### WORK INSTRUCTION
If a record holds a picture, drop the picture and return the rest of the record word for word.

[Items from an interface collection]
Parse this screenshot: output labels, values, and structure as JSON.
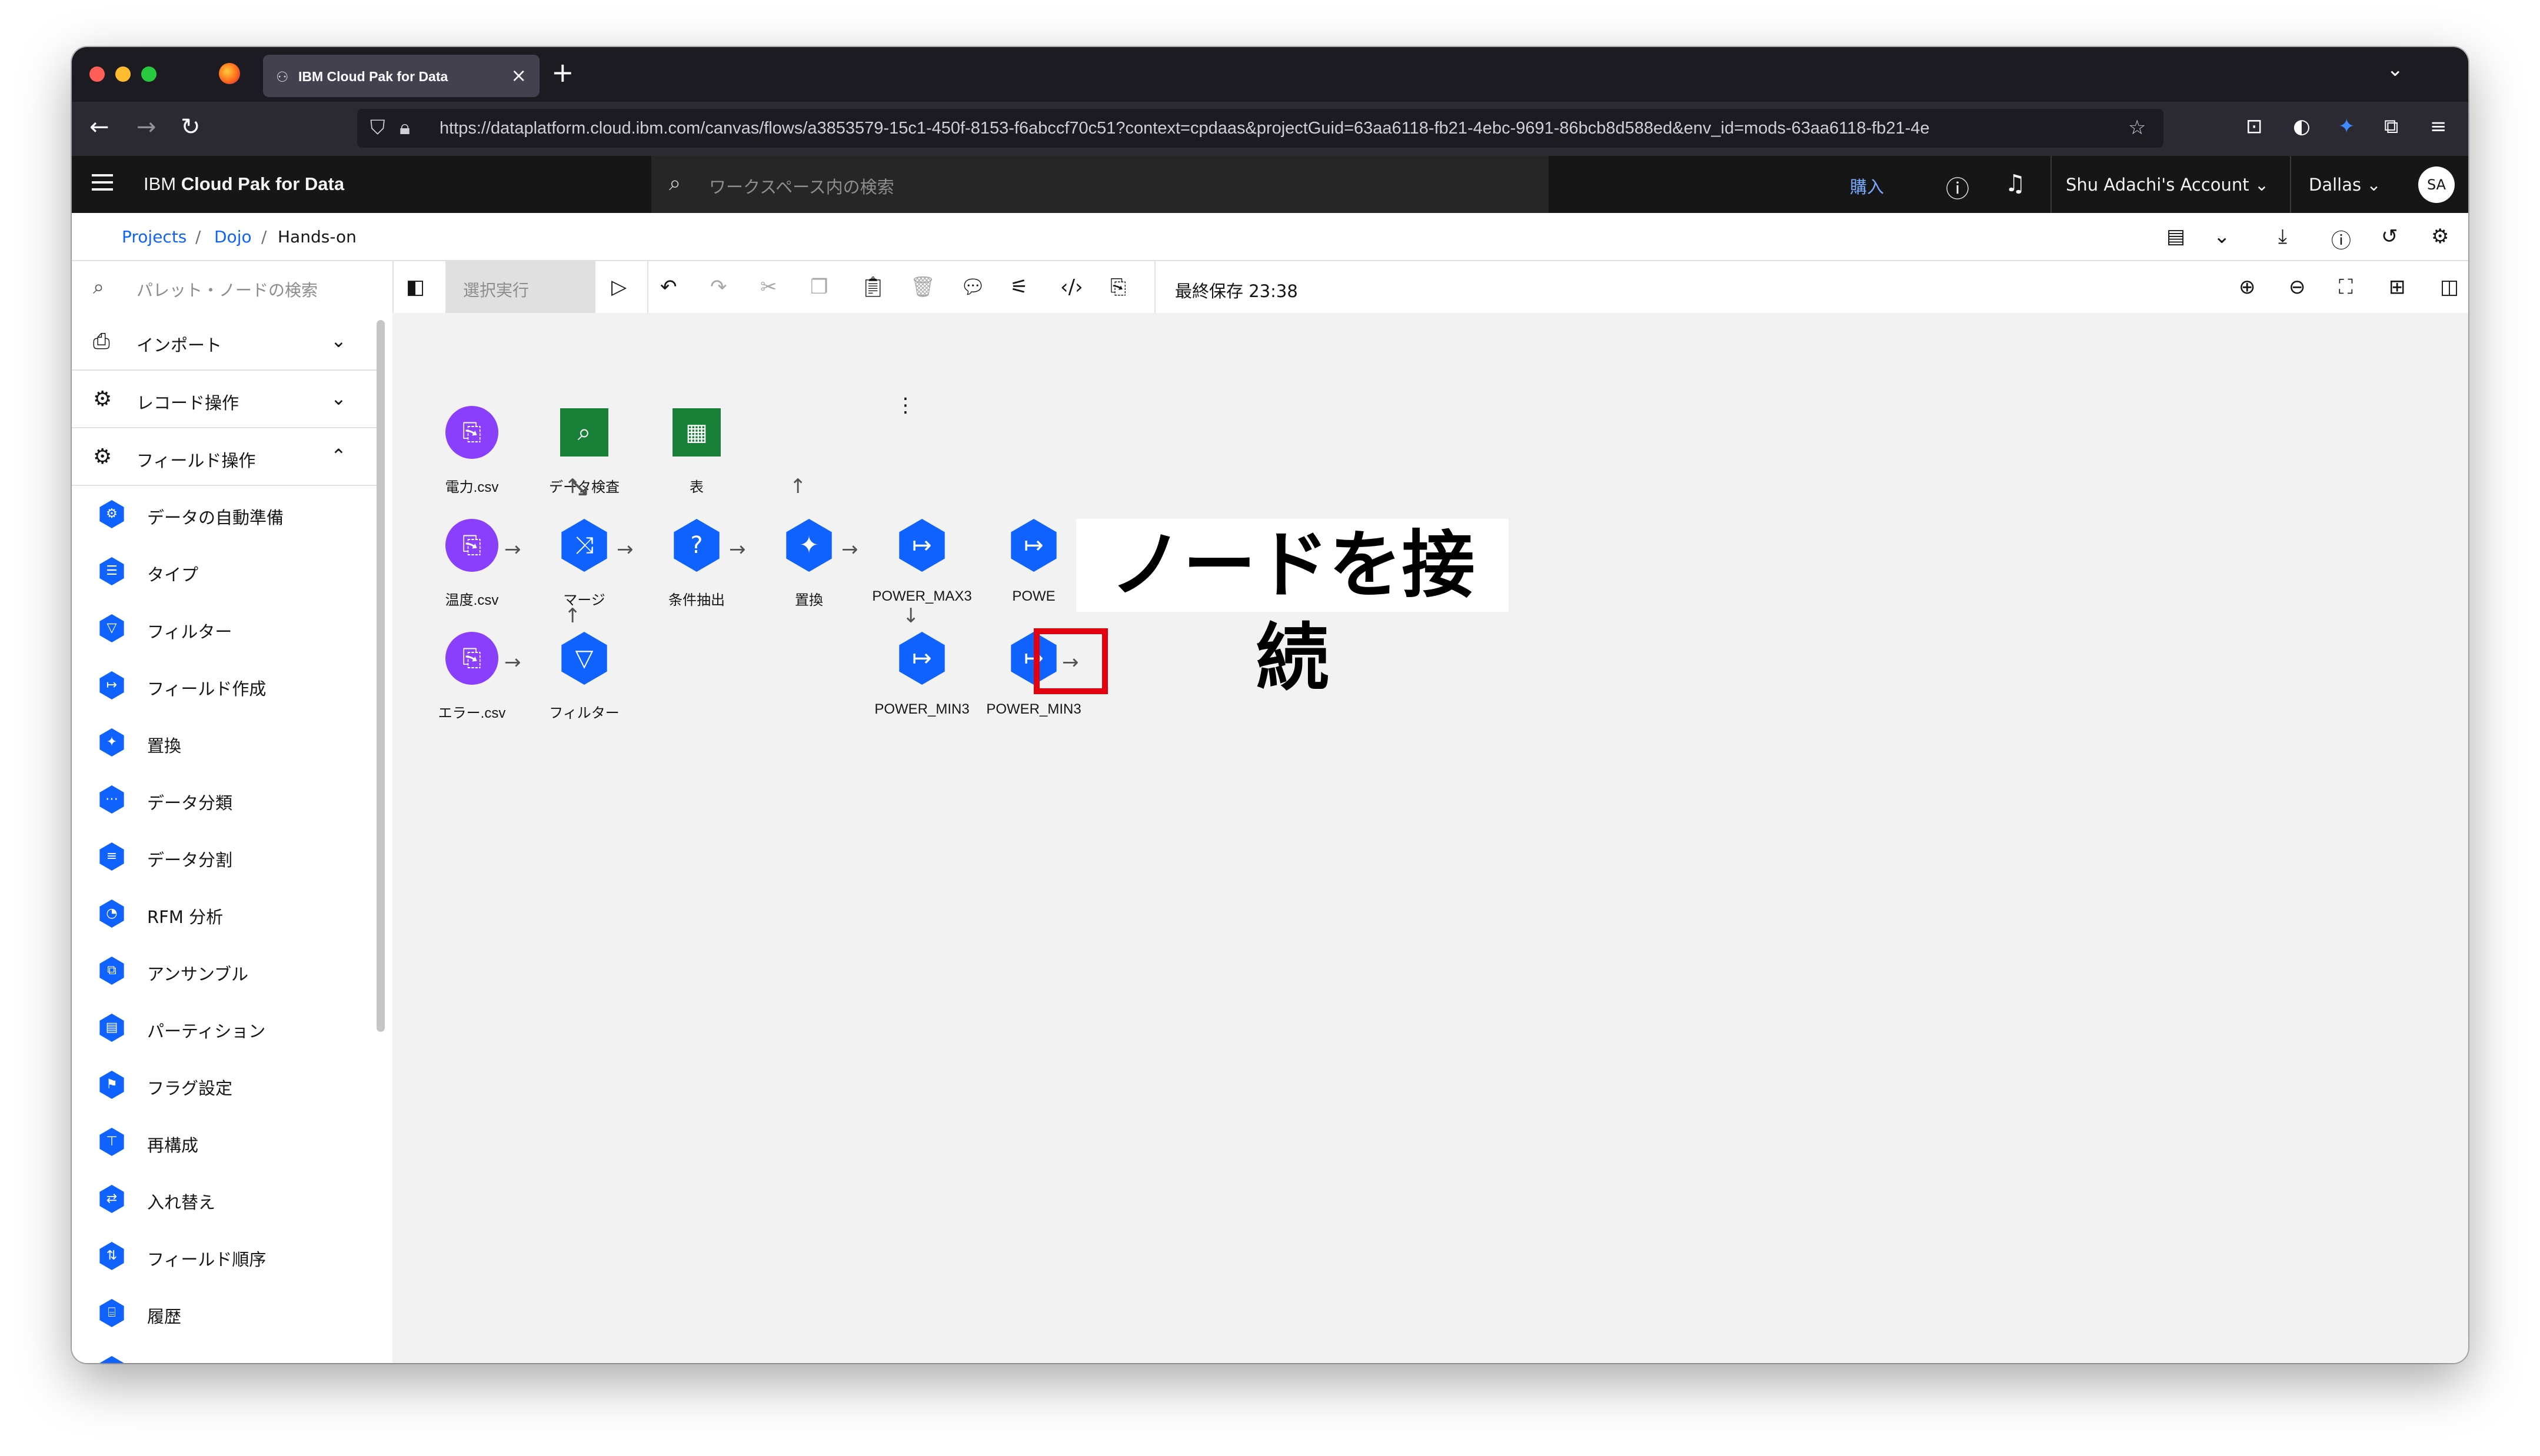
{
  "browser": {
    "tab_title": "IBM Cloud Pak for Data",
    "url": "https://dataplatform.cloud.ibm.com/canvas/flows/a3853579-15c1-450f-8153-f6abccf70c51?context=cpdaas&projectGuid=63aa6118-fb21-4ebc-9691-86bcb8d588ed&env_id=mods-63aa6118-fb21-4e",
    "traffic_lights": [
      "#ff5f57",
      "#febc2e",
      "#28c840"
    ]
  },
  "header": {
    "brand_prefix": "IBM",
    "brand_name": "Cloud Pak for Data",
    "search_placeholder": "ワークスペース内の検索",
    "buy_label": "購入",
    "account": "Shu Adachi's Account",
    "region": "Dallas",
    "avatar": "SA"
  },
  "breadcrumb": {
    "items": [
      "Projects",
      "Dojo",
      "Hands-on"
    ],
    "separator": "/"
  },
  "toolbar": {
    "palette_search_placeholder": "パレット・ノードの検索",
    "run_selection": "選択実行",
    "last_saved": "最終保存 23:38"
  },
  "palette": {
    "sections": [
      {
        "label": "インポート",
        "expanded": false
      },
      {
        "label": "レコード操作",
        "expanded": false
      },
      {
        "label": "フィールド操作",
        "expanded": true
      }
    ],
    "items": [
      "データの自動準備",
      "タイプ",
      "フィルター",
      "フィールド作成",
      "置換",
      "データ分類",
      "データ分割",
      "RFM 分析",
      "アンサンブル",
      "パーティション",
      "フラグ設定",
      "再構成",
      "入れ替え",
      "フィールド順序",
      "履歴"
    ]
  },
  "canvas": {
    "nodes": [
      {
        "label": "電力.csv",
        "kind": "source"
      },
      {
        "label": "データ検査",
        "kind": "output"
      },
      {
        "label": "表",
        "kind": "output"
      },
      {
        "label": "温度.csv",
        "kind": "source"
      },
      {
        "label": "マージ",
        "kind": "process"
      },
      {
        "label": "条件抽出",
        "kind": "process"
      },
      {
        "label": "置換",
        "kind": "process"
      },
      {
        "label": "POWER_MAX3",
        "kind": "process"
      },
      {
        "label": "POWE",
        "kind": "process"
      },
      {
        "label": "エラー.csv",
        "kind": "source"
      },
      {
        "label": "フィルター",
        "kind": "process"
      },
      {
        "label": "POWER_MIN3",
        "kind": "process"
      },
      {
        "label": "POWER_MIN3",
        "kind": "process"
      }
    ],
    "callout": "ノードを接続",
    "colors": {
      "source": "#8a3ffc",
      "process": "#0f62fe",
      "output": "#198038",
      "highlight": "#e3000f"
    }
  }
}
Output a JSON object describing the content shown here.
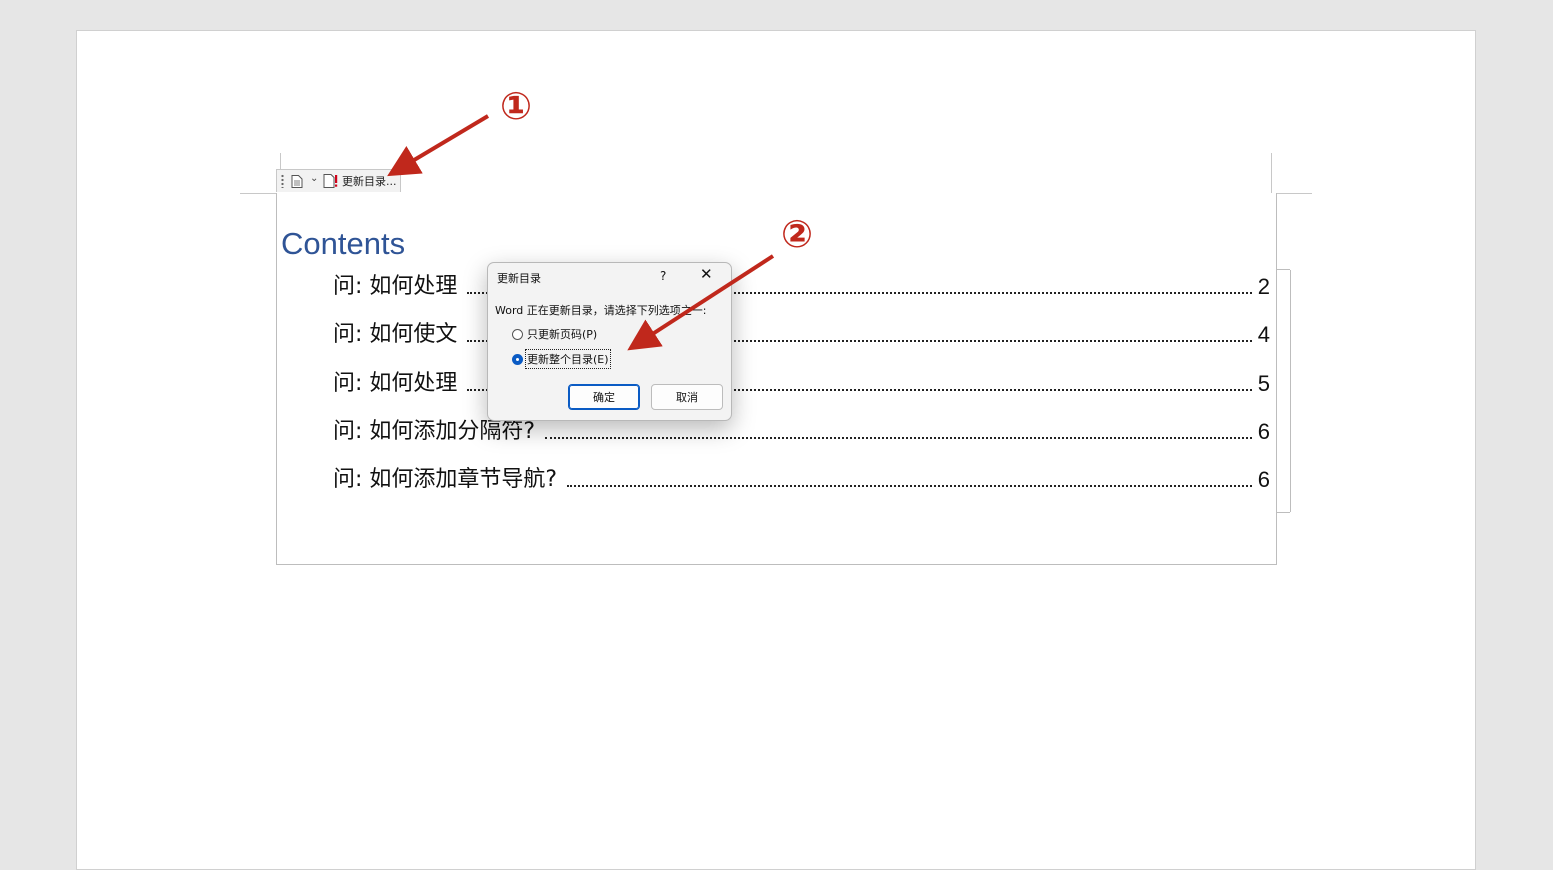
{
  "toc_tab": {
    "update_label": "更新目录..."
  },
  "toc": {
    "title": "Contents",
    "entries": [
      {
        "text": "问:  如何处理",
        "page": "2"
      },
      {
        "text": "问:  如何使文",
        "page": "4"
      },
      {
        "text": "问:  如何处理",
        "page": "5"
      },
      {
        "text": "问:  如何添加分隔符?",
        "page": "6"
      },
      {
        "text": "问:  如何添加章节导航?",
        "page": "6"
      }
    ]
  },
  "dialog": {
    "title": "更新目录",
    "help": "?",
    "close": "✕",
    "prompt": "Word 正在更新目录，请选择下列选项之一:",
    "options": [
      {
        "label": "只更新页码(P)",
        "selected": false
      },
      {
        "label": "更新整个目录(E)",
        "selected": true
      }
    ],
    "ok_label": "确定",
    "cancel_label": "取消"
  },
  "annotations": {
    "step1": "①",
    "step2": "②",
    "color": "#c0281c"
  }
}
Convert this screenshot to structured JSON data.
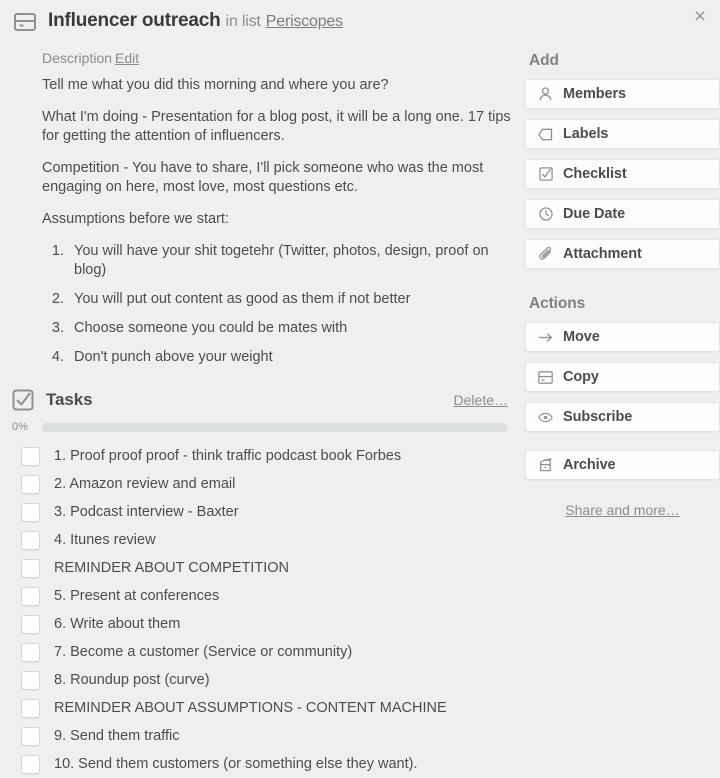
{
  "window": {
    "close_label": "×"
  },
  "header": {
    "card_icon": "card-icon",
    "title": "Influencer outreach",
    "in_list_label": "in list",
    "list_name": "Periscopes"
  },
  "description": {
    "heading": "Description",
    "edit_label": "Edit",
    "paragraphs": [
      "Tell me what you did this morning and where you are?",
      "What I'm doing - Presentation for a blog post, it will be a long one. 17 tips for getting the attention of influencers.",
      "Competition - You have to share, I'll pick someone who was the most engaging on here, most love, most questions etc.",
      "Assumptions before we start:"
    ],
    "numbered_items": [
      "You will have your shit togetehr (Twitter, photos, design, proof on blog)",
      "You will put out content as good as them if not better",
      "Choose someone you could be mates with",
      "Don't punch above your weight"
    ]
  },
  "tasks": {
    "icon": "checkbox-icon",
    "title": "Tasks",
    "delete_label": "Delete…",
    "progress_percent_label": "0%",
    "progress_percent": 0,
    "items": [
      {
        "label": "1. Proof proof proof - think traffic podcast book Forbes",
        "checked": false
      },
      {
        "label": "2. Amazon review and email",
        "checked": false
      },
      {
        "label": "3. Podcast interview - Baxter",
        "checked": false
      },
      {
        "label": "4. Itunes review",
        "checked": false
      },
      {
        "label": "REMINDER ABOUT COMPETITION",
        "checked": false
      },
      {
        "label": "5. Present at conferences",
        "checked": false
      },
      {
        "label": "6. Write about them",
        "checked": false
      },
      {
        "label": "7. Become a customer (Service or community)",
        "checked": false
      },
      {
        "label": "8. Roundup post (curve)",
        "checked": false
      },
      {
        "label": "REMINDER ABOUT ASSUMPTIONS - CONTENT MACHINE",
        "checked": false
      },
      {
        "label": "9. Send them traffic",
        "checked": false
      },
      {
        "label": "10. Send them customers (or something else they want).",
        "checked": false
      }
    ]
  },
  "sidebar": {
    "add_title": "Add",
    "add_buttons": [
      {
        "label": "Members",
        "icon": "person-icon"
      },
      {
        "label": "Labels",
        "icon": "tag-icon"
      },
      {
        "label": "Checklist",
        "icon": "checkbox-icon"
      },
      {
        "label": "Due Date",
        "icon": "clock-icon"
      },
      {
        "label": "Attachment",
        "icon": "paperclip-icon"
      }
    ],
    "actions_title": "Actions",
    "action_buttons": [
      {
        "label": "Move",
        "icon": "arrow-right-icon"
      },
      {
        "label": "Copy",
        "icon": "card-icon"
      },
      {
        "label": "Subscribe",
        "icon": "eye-icon"
      }
    ],
    "archive_button": {
      "label": "Archive",
      "icon": "archive-icon"
    },
    "share_label": "Share and more…"
  },
  "colors": {
    "page_background": "#edeff0",
    "text": "#4d4d4d",
    "muted_text": "#8a8d8f",
    "button_background": "#fcfcfc",
    "progress_track": "#dcdfe0"
  }
}
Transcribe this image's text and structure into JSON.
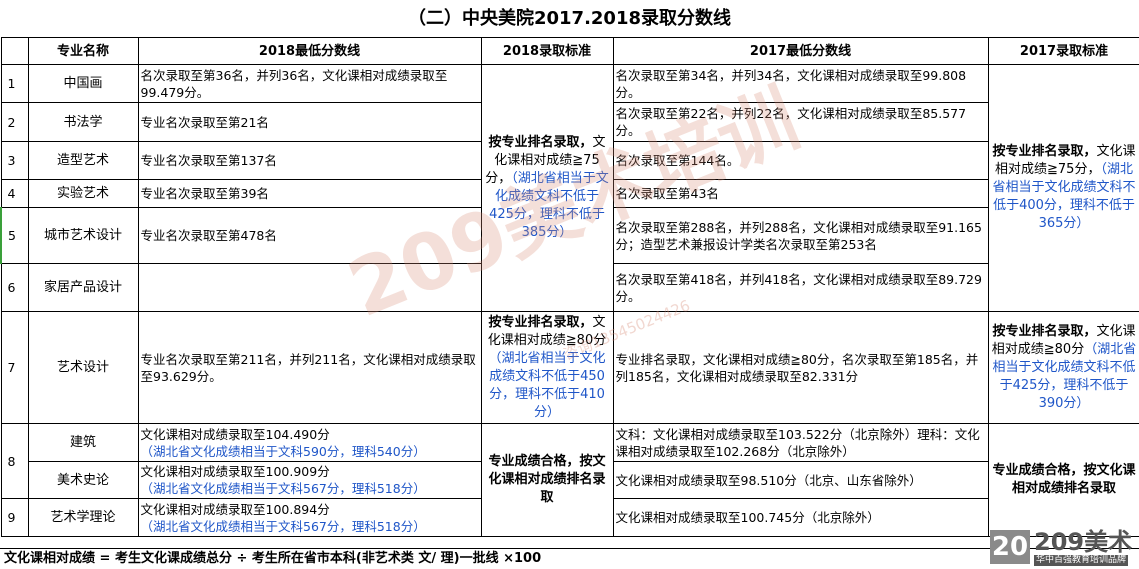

### RESPONSE TO THIS TASK
Parse this screenshot: output labels, values, and structure as JSON.
{
  "browser": {
    "tab_title": "IBM Cloud Pak for Data",
    "url": "https://dataplatform.cloud.ibm.com/canvas/flows/a3853579-15c1-450f-8153-f6abccf70c51?context=cpdaas&projectGuid=63aa6118-fb21-4ebc-9691-86bcb8d588ed&env_id=mods-63aa6118-fb21-4e",
    "traffic_lights": [
      "#ff5f57",
      "#febc2e",
      "#28c840"
    ]
  },
  "header": {
    "brand_prefix": "IBM",
    "brand_name": "Cloud Pak for Data",
    "search_placeholder": "ワークスペース内の検索",
    "buy_label": "購入",
    "account": "Shu Adachi's Account",
    "region": "Dallas",
    "avatar": "SA"
  },
  "breadcrumb": {
    "items": [
      "Projects",
      "Dojo",
      "Hands-on"
    ],
    "separator": "/"
  },
  "toolbar": {
    "palette_search_placeholder": "パレット・ノードの検索",
    "run_selection": "選択実行",
    "last_saved": "最終保存 23:38"
  },
  "palette": {
    "sections": [
      {
        "label": "インポート",
        "expanded": false
      },
      {
        "label": "レコード操作",
        "expanded": false
      },
      {
        "label": "フィールド操作",
        "expanded": true
      }
    ],
    "items": [
      "データの自動準備",
      "タイプ",
      "フィルター",
      "フィールド作成",
      "置換",
      "データ分類",
      "データ分割",
      "RFM 分析",
      "アンサンブル",
      "パーティション",
      "フラグ設定",
      "再構成",
      "入れ替え",
      "フィールド順序",
      "履歴"
    ]
  },
  "canvas": {
    "nodes": [
      {
        "label": "電力.csv",
        "kind": "source"
      },
      {
        "label": "データ検査",
        "kind": "output"
      },
      {
        "label": "表",
        "kind": "output"
      },
      {
        "label": "温度.csv",
        "kind": "source"
      },
      {
        "label": "マージ",
        "kind": "process"
      },
      {
        "label": "条件抽出",
        "kind": "process"
      },
      {
        "label": "置換",
        "kind": "process"
      },
      {
        "label": "POWER_MAX3",
        "kind": "process"
      },
      {
        "label": "POWE",
        "kind": "process"
      },
      {
        "label": "エラー.csv",
        "kind": "source"
      },
      {
        "label": "フィルター",
        "kind": "process"
      },
      {
        "label": "POWER_MIN3",
        "kind": "process"
      },
      {
        "label": "POWER_MIN3",
        "kind": "process"
      }
    ],
    "callout": "ノードを接続",
    "colors": {
      "source": "#8a3ffc",
      "process": "#0f62fe",
      "output": "#198038",
      "highlight": "#e3000f"
    }
  }
}
Output a JSON object describing the content shown here.
{
  "toc_tab": {
    "update_label": "更新目录..."
  },
  "toc": {
    "title": "Contents",
    "entries": [
      {
        "text": "问:  如何处理",
        "page": "2"
      },
      {
        "text": "问:  如何使文",
        "page": "4"
      },
      {
        "text": "问:  如何处理",
        "page": "5"
      },
      {
        "text": "问:  如何添加分隔符?",
        "page": "6"
      },
      {
        "text": "问:  如何添加章节导航?",
        "page": "6"
      }
    ]
  },
  "dialog": {
    "title": "更新目录",
    "help": "?",
    "close": "✕",
    "prompt": "Word 正在更新目录，请选择下列选项之一:",
    "options": [
      {
        "label": "只更新页码(P)",
        "selected": false
      },
      {
        "label": "更新整个目录(E)",
        "selected": true
      }
    ],
    "ok_label": "确定",
    "cancel_label": "取消"
  },
  "annotations": {
    "step1": "①",
    "step2": "②",
    "color": "#c0281c"
  }
}
Convert this screenshot to structured JSON data.
{
  "window": {
    "close_label": "×"
  },
  "header": {
    "card_icon": "card-icon",
    "title": "Influencer outreach",
    "in_list_label": "in list",
    "list_name": "Periscopes"
  },
  "description": {
    "heading": "Description",
    "edit_label": "Edit",
    "paragraphs": [
      "Tell me what you did this morning and where you are?",
      "What I'm doing - Presentation for a blog post, it will be a long one. 17 tips for getting the attention of influencers.",
      "Competition - You have to share, I'll pick someone who was the most engaging on here, most love, most questions etc.",
      "Assumptions before we start:"
    ],
    "numbered_items": [
      "You will have your shit togetehr (Twitter, photos, design, proof on blog)",
      "You will put out content as good as them if not better",
      "Choose someone you could be mates with",
      "Don't punch above your weight"
    ]
  },
  "tasks": {
    "icon": "checkbox-icon",
    "title": "Tasks",
    "delete_label": "Delete…",
    "progress_percent_label": "0%",
    "progress_percent": 0,
    "items": [
      {
        "label": "1. Proof proof proof - think traffic podcast book Forbes",
        "checked": false
      },
      {
        "label": "2. Amazon review and email",
        "checked": false
      },
      {
        "label": "3. Podcast interview - Baxter",
        "checked": false
      },
      {
        "label": "4. Itunes review",
        "checked": false
      },
      {
        "label": "REMINDER ABOUT COMPETITION",
        "checked": false
      },
      {
        "label": "5. Present at conferences",
        "checked": false
      },
      {
        "label": "6. Write about them",
        "checked": false
      },
      {
        "label": "7. Become a customer (Service or community)",
        "checked": false
      },
      {
        "label": "8. Roundup post (curve)",
        "checked": false
      },
      {
        "label": "REMINDER ABOUT ASSUMPTIONS - CONTENT MACHINE",
        "checked": false
      },
      {
        "label": "9. Send them traffic",
        "checked": false
      },
      {
        "label": "10. Send them customers (or something else they want).",
        "checked": false
      }
    ]
  },
  "sidebar": {
    "add_title": "Add",
    "add_buttons": [
      {
        "label": "Members",
        "icon": "person-icon"
      },
      {
        "label": "Labels",
        "icon": "tag-icon"
      },
      {
        "label": "Checklist",
        "icon": "checkbox-icon"
      },
      {
        "label": "Due Date",
        "icon": "clock-icon"
      },
      {
        "label": "Attachment",
        "icon": "paperclip-icon"
      }
    ],
    "actions_title": "Actions",
    "action_buttons": [
      {
        "label": "Move",
        "icon": "arrow-right-icon"
      },
      {
        "label": "Copy",
        "icon": "card-icon"
      },
      {
        "label": "Subscribe",
        "icon": "eye-icon"
      }
    ],
    "archive_button": {
      "label": "Archive",
      "icon": "archive-icon"
    },
    "share_label": "Share and more…"
  },
  "colors": {
    "page_background": "#edeff0",
    "text": "#4d4d4d",
    "muted_text": "#8a8d8f",
    "button_background": "#fcfcfc",
    "progress_track": "#dcdfe0"
  }
}
Transcribe this image's text and structure into JSON.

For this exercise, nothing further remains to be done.